An exact restatement of every record is required.

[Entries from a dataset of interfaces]
********************

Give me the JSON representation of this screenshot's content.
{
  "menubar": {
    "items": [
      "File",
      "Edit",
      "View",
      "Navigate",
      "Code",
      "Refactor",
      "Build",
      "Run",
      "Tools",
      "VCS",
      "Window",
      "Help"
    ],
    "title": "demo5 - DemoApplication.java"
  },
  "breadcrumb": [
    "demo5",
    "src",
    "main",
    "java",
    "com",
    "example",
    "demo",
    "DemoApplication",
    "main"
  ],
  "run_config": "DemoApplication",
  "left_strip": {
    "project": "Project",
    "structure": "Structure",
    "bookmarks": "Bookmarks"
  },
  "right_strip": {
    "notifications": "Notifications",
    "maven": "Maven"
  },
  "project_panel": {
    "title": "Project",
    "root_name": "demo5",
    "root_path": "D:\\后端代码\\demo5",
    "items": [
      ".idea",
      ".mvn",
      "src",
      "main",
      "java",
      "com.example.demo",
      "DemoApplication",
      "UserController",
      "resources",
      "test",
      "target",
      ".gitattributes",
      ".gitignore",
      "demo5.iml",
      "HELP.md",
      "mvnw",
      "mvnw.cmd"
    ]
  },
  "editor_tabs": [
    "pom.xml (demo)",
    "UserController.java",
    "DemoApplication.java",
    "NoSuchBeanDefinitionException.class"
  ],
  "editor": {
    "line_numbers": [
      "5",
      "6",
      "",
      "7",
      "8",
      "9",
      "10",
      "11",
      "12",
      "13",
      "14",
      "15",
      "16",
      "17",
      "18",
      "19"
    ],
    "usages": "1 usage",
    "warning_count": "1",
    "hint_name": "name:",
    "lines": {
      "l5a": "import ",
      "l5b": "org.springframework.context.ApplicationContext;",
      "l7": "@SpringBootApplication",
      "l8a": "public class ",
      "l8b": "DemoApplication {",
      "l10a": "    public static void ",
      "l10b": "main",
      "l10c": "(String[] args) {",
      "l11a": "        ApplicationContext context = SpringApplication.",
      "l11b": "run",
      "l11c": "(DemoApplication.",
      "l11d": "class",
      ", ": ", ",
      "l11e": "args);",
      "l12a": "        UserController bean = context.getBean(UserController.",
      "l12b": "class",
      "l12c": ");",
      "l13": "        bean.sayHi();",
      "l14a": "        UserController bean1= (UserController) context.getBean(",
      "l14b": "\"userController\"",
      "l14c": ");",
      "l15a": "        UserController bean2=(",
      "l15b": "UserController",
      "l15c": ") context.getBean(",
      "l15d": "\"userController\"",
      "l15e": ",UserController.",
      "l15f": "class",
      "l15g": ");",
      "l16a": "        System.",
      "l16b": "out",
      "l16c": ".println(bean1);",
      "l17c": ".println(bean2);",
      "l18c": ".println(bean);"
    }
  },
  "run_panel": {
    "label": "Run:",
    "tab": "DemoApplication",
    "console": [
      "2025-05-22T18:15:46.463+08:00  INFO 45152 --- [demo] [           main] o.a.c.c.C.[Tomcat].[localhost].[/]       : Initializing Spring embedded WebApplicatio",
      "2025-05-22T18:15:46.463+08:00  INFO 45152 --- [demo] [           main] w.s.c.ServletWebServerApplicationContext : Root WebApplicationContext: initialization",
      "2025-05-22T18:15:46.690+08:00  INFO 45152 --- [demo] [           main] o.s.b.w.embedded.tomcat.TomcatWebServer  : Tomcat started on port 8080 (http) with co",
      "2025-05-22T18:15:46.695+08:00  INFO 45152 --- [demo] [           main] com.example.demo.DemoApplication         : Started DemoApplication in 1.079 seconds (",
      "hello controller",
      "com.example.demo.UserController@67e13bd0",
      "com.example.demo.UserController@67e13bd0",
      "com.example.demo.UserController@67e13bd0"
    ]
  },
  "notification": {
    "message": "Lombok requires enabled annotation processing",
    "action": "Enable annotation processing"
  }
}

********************

- [ANSWER FOR THE TASK]
Give me the JSON representation of this screenshot's content.
{
  "menubar": {
    "items": [
      "File",
      "Edit",
      "View",
      "Navigate",
      "Code",
      "Refactor",
      "Build",
      "Run",
      "Tools",
      "VCS",
      "Window",
      "Help"
    ],
    "title": "demo5 - DemoApplication.java"
  },
  "breadcrumb": [
    "demo5",
    "src",
    "main",
    "java",
    "com",
    "example",
    "demo",
    "DemoApplication",
    "main"
  ],
  "run_config": "DemoApplication",
  "left_strip": {
    "project": "Project",
    "structure": "Structure",
    "bookmarks": "Bookmarks"
  },
  "right_strip": {
    "notifications": "Notifications",
    "maven": "Maven"
  },
  "project_panel": {
    "title": "Project",
    "root_name": "demo5",
    "root_path": "D:\\后端代码\\demo5",
    "items": [
      ".idea",
      ".mvn",
      "src",
      "main",
      "java",
      "com.example.demo",
      "DemoApplication",
      "UserController",
      "resources",
      "test",
      "target",
      ".gitattributes",
      ".gitignore",
      "demo5.iml",
      "HELP.md",
      "mvnw",
      "mvnw.cmd"
    ]
  },
  "editor_tabs": [
    "pom.xml (demo)",
    "UserController.java",
    "DemoApplication.java",
    "NoSuchBeanDefinitionException.class"
  ],
  "editor": {
    "line_numbers": [
      "5",
      "6",
      "",
      "7",
      "8",
      "9",
      "10",
      "11",
      "12",
      "13",
      "14",
      "15",
      "16",
      "17",
      "18",
      "19"
    ],
    "usages": "1 usage",
    "warning_count": "1",
    "hint_name": "name:",
    "lines": {
      "l5a": "import ",
      "l5b": "org.springframework.context.ApplicationContext;",
      "l7": "@SpringBootApplication",
      "l8a": "public class ",
      "l8b": "DemoApplication {",
      "l10a": "    public static void ",
      "l10b": "main",
      "l10c": "(String[] args) {",
      "l11a": "        ApplicationContext context = SpringApplication.",
      "l11b": "run",
      "l11c": "(DemoApplication.",
      "l11d": "class",
      ", ": ", ",
      "l11e": "args);",
      "l12a": "        UserController bean = context.getBean(UserController.",
      "l12b": "class",
      "l12c": ");",
      "l13": "        bean.sayHi();",
      "l14a": "        UserController bean1= (UserController) context.getBean(",
      "l14b": "\"userController\"",
      "l14c": ");",
      "l15a": "        UserController bean2=(",
      "l15b": "UserController",
      "l15c": ") context.getBean(",
      "l15d": "\"userController\"",
      "l15e": ",UserController.",
      "l15f": "class",
      "l15g": ");",
      "l16a": "        System.",
      "l16b": "out",
      "l16c": ".println(bean1);",
      "l17c": ".println(bean2);",
      "l18c": ".println(bean);"
    }
  },
  "run_panel": {
    "label": "Run:",
    "tab": "DemoApplication",
    "console": [
      "2025-05-22T18:15:46.463+08:00  INFO 45152 --- [demo] [           main] o.a.c.c.C.[Tomcat].[localhost].[/]       : Initializing Spring embedded WebApplicatio",
      "2025-05-22T18:15:46.463+08:00  INFO 45152 --- [demo] [           main] w.s.c.ServletWebServerApplicationContext : Root WebApplicationContext: initialization",
      "2025-05-22T18:15:46.690+08:00  INFO 45152 --- [demo] [           main] o.s.b.w.embedded.tomcat.TomcatWebServer  : Tomcat started on port 8080 (http) with co",
      "2025-05-22T18:15:46.695+08:00  INFO 45152 --- [demo] [           main] com.example.demo.DemoApplication         : Started DemoApplication in 1.079 seconds (",
      "hello controller",
      "com.example.demo.UserController@67e13bd0",
      "com.example.demo.UserController@67e13bd0",
      "com.example.demo.UserController@67e13bd0"
    ]
  },
  "notification": {
    "message": "Lombok requires enabled annotation processing",
    "action": "Enable annotation processing"
  }
}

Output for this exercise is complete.